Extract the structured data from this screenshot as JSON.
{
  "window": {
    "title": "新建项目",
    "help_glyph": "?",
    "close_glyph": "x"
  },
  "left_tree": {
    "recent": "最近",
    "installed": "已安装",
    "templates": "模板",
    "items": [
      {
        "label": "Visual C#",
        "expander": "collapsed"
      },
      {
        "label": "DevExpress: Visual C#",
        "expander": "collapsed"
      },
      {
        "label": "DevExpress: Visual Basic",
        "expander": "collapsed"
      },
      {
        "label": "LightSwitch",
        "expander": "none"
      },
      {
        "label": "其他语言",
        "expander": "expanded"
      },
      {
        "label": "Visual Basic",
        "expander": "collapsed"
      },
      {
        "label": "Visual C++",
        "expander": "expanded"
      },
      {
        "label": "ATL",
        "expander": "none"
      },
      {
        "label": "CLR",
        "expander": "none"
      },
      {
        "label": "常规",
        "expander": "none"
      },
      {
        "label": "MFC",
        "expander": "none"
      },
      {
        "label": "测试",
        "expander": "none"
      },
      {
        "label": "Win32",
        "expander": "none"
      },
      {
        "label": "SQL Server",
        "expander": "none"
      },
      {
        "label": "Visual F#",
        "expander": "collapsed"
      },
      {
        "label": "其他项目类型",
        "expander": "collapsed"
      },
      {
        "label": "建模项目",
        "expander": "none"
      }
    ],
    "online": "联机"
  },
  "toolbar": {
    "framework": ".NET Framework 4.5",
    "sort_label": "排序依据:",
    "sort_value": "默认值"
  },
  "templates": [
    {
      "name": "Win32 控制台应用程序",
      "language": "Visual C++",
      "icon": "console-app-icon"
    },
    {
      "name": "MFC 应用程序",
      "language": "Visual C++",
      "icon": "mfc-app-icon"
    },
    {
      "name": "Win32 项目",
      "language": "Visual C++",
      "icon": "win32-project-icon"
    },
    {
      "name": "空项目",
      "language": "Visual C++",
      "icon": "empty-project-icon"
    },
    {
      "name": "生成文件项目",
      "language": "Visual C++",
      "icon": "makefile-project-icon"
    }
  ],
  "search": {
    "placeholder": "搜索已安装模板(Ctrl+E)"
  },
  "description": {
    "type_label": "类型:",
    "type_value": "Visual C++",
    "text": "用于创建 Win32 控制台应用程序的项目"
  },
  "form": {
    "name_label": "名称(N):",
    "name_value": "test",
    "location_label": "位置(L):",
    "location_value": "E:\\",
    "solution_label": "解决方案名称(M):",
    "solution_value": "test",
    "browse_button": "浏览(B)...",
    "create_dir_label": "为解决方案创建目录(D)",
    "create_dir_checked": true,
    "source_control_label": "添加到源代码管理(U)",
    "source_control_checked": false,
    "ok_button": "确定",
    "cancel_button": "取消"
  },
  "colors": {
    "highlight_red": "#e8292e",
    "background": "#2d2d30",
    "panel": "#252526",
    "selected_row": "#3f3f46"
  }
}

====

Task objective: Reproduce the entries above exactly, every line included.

Exercise response:
Extract the structured data from this screenshot as JSON.
{
  "window": {
    "title": "新建项目",
    "help_glyph": "?",
    "close_glyph": "x"
  },
  "left_tree": {
    "recent": "最近",
    "installed": "已安装",
    "templates": "模板",
    "items": [
      {
        "label": "Visual C#",
        "expander": "collapsed"
      },
      {
        "label": "DevExpress: Visual C#",
        "expander": "collapsed"
      },
      {
        "label": "DevExpress: Visual Basic",
        "expander": "collapsed"
      },
      {
        "label": "LightSwitch",
        "expander": "none"
      },
      {
        "label": "其他语言",
        "expander": "expanded"
      },
      {
        "label": "Visual Basic",
        "expander": "collapsed"
      },
      {
        "label": "Visual C++",
        "expander": "expanded"
      },
      {
        "label": "ATL",
        "expander": "none"
      },
      {
        "label": "CLR",
        "expander": "none"
      },
      {
        "label": "常规",
        "expander": "none"
      },
      {
        "label": "MFC",
        "expander": "none"
      },
      {
        "label": "测试",
        "expander": "none"
      },
      {
        "label": "Win32",
        "expander": "none"
      },
      {
        "label": "SQL Server",
        "expander": "none"
      },
      {
        "label": "Visual F#",
        "expander": "collapsed"
      },
      {
        "label": "其他项目类型",
        "expander": "collapsed"
      },
      {
        "label": "建模项目",
        "expander": "none"
      }
    ],
    "online": "联机"
  },
  "toolbar": {
    "framework": ".NET Framework 4.5",
    "sort_label": "排序依据:",
    "sort_value": "默认值"
  },
  "templates": [
    {
      "name": "Win32 控制台应用程序",
      "language": "Visual C++",
      "icon": "console-app-icon"
    },
    {
      "name": "MFC 应用程序",
      "language": "Visual C++",
      "icon": "mfc-app-icon"
    },
    {
      "name": "Win32 项目",
      "language": "Visual C++",
      "icon": "win32-project-icon"
    },
    {
      "name": "空项目",
      "language": "Visual C++",
      "icon": "empty-project-icon"
    },
    {
      "name": "生成文件项目",
      "language": "Visual C++",
      "icon": "makefile-project-icon"
    }
  ],
  "search": {
    "placeholder": "搜索已安装模板(Ctrl+E)"
  },
  "description": {
    "type_label": "类型:",
    "type_value": "Visual C++",
    "text": "用于创建 Win32 控制台应用程序的项目"
  },
  "form": {
    "name_label": "名称(N):",
    "name_value": "test",
    "location_label": "位置(L):",
    "location_value": "E:\\",
    "solution_label": "解决方案名称(M):",
    "solution_value": "test",
    "browse_button": "浏览(B)...",
    "create_dir_label": "为解决方案创建目录(D)",
    "create_dir_checked": true,
    "source_control_label": "添加到源代码管理(U)",
    "source_control_checked": false,
    "ok_button": "确定",
    "cancel_button": "取消"
  },
  "colors": {
    "highlight_red": "#e8292e",
    "background": "#2d2d30",
    "panel": "#252526",
    "selected_row": "#3f3f46"
  }
}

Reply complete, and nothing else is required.